The justices, however, were skeptical.
Justice Anthony M. Kennedy stated: “If Coca-Cola stands behind this label as being fair to consumers then I think you have a very difficult case to make. I think it’s relevant for us to ask whether people are cheated in buying this product.” Kathleen M. Sullivan, a lawyer for Coca-Cola, said consumers were not misled: “We don’t think that consumers are quite as unintelligent as Pom must think they are. They know when something is a flavored blend of five juices and the nonpredominant juices are just a flavor.” Justice Kennedy was not pleased by the response: “Don’t make me feel bad,” he said, “because I thought that this was pomegranate juice.” The courtroom erupted in laughter, and Justice Antonin Scalia chimed in playfully: “He sometimes doesn’t read closely enough.”
The legal question in the case was how to harmonize two federal laws, one allowing private lawsuits over misleading advertising and the other authorizing federal regulation of food labels.But a legal label can still be misleading if it causes confusion to consumers, I would argue. Justice Alito similarly thought the two could be reconciled.

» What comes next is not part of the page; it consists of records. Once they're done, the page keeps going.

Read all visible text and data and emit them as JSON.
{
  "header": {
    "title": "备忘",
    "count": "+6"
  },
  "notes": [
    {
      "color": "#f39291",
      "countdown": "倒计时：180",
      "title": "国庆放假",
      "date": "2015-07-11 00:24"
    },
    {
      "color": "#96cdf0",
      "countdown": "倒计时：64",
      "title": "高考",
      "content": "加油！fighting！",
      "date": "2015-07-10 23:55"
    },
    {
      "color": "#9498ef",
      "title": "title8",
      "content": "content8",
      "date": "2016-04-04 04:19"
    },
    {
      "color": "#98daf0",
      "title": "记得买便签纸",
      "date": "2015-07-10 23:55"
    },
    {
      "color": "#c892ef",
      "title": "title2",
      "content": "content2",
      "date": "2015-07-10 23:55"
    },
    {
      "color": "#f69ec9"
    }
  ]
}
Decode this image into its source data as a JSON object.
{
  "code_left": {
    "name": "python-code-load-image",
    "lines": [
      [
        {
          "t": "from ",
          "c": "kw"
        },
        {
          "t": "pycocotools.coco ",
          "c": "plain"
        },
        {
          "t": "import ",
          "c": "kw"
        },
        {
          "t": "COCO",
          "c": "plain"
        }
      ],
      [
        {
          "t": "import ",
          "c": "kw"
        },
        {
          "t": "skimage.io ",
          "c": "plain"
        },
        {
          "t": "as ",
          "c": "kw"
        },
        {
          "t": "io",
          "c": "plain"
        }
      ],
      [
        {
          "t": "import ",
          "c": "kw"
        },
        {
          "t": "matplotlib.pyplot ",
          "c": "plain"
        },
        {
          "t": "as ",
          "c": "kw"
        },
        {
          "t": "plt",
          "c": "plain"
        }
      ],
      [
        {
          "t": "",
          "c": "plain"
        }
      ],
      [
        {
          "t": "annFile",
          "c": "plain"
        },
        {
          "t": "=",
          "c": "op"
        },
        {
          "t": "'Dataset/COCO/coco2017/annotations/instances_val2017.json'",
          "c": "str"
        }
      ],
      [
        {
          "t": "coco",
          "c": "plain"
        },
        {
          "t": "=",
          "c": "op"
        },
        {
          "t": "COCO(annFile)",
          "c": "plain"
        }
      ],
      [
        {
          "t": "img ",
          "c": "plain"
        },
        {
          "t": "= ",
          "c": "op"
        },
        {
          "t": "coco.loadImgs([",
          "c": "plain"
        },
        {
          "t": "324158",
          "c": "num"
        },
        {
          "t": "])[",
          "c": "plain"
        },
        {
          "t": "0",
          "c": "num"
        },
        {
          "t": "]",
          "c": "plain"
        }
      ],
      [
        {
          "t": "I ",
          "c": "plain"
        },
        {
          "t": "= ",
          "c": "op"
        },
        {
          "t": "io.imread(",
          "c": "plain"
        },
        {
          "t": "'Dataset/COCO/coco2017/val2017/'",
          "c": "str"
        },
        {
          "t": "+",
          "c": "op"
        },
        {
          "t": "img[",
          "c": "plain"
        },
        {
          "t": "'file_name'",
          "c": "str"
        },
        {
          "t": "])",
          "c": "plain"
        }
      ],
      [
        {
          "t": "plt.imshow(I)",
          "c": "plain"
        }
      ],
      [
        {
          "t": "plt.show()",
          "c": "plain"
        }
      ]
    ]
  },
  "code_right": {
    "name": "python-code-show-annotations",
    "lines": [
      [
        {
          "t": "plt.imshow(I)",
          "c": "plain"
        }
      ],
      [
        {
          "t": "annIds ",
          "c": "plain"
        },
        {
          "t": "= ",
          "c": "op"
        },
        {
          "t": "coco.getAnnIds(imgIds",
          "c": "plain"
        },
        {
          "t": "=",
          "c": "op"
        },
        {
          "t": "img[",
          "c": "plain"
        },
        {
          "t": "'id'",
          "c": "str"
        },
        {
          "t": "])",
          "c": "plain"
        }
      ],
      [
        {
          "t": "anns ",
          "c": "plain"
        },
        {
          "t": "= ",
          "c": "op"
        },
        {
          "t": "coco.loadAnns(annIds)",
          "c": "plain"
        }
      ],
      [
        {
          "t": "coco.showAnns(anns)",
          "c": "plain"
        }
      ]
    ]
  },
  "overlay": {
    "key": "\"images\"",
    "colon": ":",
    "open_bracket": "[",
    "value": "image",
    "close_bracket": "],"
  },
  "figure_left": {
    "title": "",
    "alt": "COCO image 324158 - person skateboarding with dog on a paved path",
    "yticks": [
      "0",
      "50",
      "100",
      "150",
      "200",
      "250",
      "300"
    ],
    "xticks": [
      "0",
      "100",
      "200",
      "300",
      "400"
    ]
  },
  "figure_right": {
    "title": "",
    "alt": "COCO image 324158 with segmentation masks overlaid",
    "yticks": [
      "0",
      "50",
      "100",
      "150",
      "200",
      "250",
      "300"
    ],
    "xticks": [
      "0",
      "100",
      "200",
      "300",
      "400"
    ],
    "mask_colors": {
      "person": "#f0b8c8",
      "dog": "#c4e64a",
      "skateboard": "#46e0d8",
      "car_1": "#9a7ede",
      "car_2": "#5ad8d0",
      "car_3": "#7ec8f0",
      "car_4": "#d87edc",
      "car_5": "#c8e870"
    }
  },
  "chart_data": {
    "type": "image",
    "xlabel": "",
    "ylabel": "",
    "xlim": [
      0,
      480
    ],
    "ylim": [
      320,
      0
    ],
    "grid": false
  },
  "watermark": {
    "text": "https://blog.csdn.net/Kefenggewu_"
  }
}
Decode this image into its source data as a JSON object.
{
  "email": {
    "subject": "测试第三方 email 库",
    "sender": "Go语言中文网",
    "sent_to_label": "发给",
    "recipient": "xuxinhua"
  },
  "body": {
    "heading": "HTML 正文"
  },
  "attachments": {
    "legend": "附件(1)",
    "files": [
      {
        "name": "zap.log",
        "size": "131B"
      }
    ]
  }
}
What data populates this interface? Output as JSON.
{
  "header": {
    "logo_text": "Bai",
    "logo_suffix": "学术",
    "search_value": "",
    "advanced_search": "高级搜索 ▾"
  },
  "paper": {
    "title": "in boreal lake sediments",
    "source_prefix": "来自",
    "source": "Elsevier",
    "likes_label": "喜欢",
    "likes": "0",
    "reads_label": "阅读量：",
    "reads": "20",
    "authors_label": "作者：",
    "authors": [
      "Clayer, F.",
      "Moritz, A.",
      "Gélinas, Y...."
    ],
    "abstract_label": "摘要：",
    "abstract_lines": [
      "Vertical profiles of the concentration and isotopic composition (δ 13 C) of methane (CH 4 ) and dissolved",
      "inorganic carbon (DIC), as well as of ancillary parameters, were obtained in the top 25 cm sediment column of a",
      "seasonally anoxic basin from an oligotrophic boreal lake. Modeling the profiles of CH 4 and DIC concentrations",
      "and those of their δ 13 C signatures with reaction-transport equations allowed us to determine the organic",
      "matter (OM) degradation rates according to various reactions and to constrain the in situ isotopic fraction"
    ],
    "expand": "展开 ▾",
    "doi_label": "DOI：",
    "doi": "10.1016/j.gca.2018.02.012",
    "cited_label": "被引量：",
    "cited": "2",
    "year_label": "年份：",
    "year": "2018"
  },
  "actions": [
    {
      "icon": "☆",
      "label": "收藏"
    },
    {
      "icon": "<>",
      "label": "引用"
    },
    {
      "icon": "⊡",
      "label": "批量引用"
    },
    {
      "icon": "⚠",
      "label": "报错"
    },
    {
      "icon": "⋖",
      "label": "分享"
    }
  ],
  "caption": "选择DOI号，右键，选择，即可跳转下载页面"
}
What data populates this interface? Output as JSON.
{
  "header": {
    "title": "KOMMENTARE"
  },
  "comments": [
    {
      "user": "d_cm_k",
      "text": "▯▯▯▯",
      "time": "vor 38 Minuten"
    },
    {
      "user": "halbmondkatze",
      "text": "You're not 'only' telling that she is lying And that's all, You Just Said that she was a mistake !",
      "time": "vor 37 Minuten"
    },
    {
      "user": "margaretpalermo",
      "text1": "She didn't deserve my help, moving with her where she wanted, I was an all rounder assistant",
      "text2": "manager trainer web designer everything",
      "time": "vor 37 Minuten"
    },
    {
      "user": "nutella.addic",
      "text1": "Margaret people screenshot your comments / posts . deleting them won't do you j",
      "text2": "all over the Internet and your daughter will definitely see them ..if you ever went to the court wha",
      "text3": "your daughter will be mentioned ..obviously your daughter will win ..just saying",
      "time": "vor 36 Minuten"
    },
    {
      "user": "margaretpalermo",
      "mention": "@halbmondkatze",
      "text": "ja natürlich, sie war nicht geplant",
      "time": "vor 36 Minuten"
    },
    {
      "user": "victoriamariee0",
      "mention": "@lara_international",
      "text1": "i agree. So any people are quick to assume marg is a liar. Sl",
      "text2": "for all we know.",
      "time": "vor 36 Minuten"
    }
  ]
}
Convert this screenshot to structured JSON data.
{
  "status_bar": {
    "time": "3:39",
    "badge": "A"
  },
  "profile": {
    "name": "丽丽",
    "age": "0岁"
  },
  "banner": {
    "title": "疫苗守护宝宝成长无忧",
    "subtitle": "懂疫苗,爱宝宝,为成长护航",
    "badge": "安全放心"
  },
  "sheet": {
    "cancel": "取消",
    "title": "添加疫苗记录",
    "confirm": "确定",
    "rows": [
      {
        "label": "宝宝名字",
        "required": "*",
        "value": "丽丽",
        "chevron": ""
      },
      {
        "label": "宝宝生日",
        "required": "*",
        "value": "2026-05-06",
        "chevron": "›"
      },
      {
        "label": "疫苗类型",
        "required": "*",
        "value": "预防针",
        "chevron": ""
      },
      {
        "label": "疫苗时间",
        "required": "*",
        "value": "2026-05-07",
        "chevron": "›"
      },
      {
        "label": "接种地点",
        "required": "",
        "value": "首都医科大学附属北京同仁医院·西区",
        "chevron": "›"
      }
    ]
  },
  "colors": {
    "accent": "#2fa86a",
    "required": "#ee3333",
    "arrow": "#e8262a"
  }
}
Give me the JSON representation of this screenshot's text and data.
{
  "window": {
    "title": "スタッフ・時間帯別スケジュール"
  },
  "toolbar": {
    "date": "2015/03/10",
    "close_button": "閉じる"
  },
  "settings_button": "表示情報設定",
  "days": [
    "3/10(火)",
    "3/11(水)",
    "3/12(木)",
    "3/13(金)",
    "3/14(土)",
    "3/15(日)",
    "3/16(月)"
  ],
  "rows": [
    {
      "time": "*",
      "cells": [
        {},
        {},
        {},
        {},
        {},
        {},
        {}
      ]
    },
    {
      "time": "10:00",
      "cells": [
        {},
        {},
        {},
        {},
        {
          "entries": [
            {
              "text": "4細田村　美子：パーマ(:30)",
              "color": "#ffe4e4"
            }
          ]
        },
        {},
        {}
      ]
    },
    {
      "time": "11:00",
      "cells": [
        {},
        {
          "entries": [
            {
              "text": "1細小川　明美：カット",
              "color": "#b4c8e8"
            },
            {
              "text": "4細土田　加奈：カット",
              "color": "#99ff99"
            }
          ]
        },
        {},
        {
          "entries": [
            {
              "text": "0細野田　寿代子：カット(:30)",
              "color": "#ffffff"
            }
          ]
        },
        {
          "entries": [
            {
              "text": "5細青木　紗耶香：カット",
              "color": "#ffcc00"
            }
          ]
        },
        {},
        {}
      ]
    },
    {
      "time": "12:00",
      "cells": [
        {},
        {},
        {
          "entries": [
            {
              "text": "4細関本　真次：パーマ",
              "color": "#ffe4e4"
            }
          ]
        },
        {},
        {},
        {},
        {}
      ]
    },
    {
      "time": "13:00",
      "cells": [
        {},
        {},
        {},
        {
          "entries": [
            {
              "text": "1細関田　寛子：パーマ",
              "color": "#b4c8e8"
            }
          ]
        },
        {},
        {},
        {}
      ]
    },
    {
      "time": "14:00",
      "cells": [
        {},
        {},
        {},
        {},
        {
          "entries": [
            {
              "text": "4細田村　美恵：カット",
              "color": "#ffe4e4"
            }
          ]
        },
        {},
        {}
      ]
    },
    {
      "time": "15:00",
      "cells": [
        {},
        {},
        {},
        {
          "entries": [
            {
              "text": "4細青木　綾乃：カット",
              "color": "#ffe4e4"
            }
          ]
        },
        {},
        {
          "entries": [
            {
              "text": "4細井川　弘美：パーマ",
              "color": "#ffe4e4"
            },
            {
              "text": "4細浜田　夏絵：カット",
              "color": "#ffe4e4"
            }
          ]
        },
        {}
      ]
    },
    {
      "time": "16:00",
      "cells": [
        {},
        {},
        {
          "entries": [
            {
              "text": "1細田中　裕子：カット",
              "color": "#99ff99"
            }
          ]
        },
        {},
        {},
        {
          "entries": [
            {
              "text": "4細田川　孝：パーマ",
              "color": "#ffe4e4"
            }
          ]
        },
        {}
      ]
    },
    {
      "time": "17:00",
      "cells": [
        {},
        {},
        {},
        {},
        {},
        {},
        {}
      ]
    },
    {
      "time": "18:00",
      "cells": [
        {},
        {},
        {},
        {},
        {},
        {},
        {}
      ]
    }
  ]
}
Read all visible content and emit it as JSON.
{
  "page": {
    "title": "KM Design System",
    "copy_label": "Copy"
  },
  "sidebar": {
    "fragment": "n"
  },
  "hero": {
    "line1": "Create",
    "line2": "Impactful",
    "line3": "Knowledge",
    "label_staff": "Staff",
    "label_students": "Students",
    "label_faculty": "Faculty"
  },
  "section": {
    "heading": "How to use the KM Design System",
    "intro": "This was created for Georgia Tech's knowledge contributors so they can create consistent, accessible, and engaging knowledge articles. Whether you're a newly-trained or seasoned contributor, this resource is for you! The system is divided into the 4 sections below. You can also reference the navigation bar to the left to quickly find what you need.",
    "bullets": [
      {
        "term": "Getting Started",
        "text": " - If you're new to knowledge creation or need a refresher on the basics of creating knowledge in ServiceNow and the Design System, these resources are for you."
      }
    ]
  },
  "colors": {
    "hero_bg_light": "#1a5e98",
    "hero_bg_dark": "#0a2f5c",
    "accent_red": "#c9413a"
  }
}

A lawyer for the Justice Department (which had submitted a brief in support of Coke’s position that the FDA ruling trumped the Lanham Act) said federal regulations specifically allowed the name Coca-Cola gave its product, immunizing it from Pom’s suit: “By allowing manufacturers to choose to name their juice product based on the juice that flavors the product as opposed to based on the juice that is predominant by volume, consumers will come to understand that when a juice says pomegranate- and blueberry-flavored, what it means is that the juice is present as a flavor.” Judge Alito quickly asked whether that was realistic. “You don’t think there are a lot of people who buy pomegranate juice because they think it has health benefits, and they would be very surprised to find when they bring home this bottle that’s got a big picture of a pomegranate on it, and it says ‘pomegranate’ on it, that it is — what is it — less than one half of 1 percent pomegranate juice?” he asked.
The case could have far-reaching impact on how foods are labeled and is being closely watched by the food and beverage industry, which is concerned that a broad ruling in favor of Pom could open the door to more litigation against food companies and create uncertainty about label requirements. If the Court sides with Coca-Cola, then companies need only assert that they are using an ingredient to “flavor” a product and may label it as being that product no matter how little of it is in the actual item. They just need to do some creative labeling, like Coke did here: In big bold letters, it says “Pomegranate-Blueberry” but below that in smaller and lighter type, it says “flavored blend of 5 juices.” So that the products is technically being called “pomegranate-blueberry flavored” which is why the FDA gave it the green light. If the Court sides with Pom, however, (as I think it might) FDA-approved labeling will not shield companies from these types of lawsuits if the end result is that they are misleading to consumers. As Justice Kennedy stated “I think it’s relevant to ask whether people are cheated in buying this product.”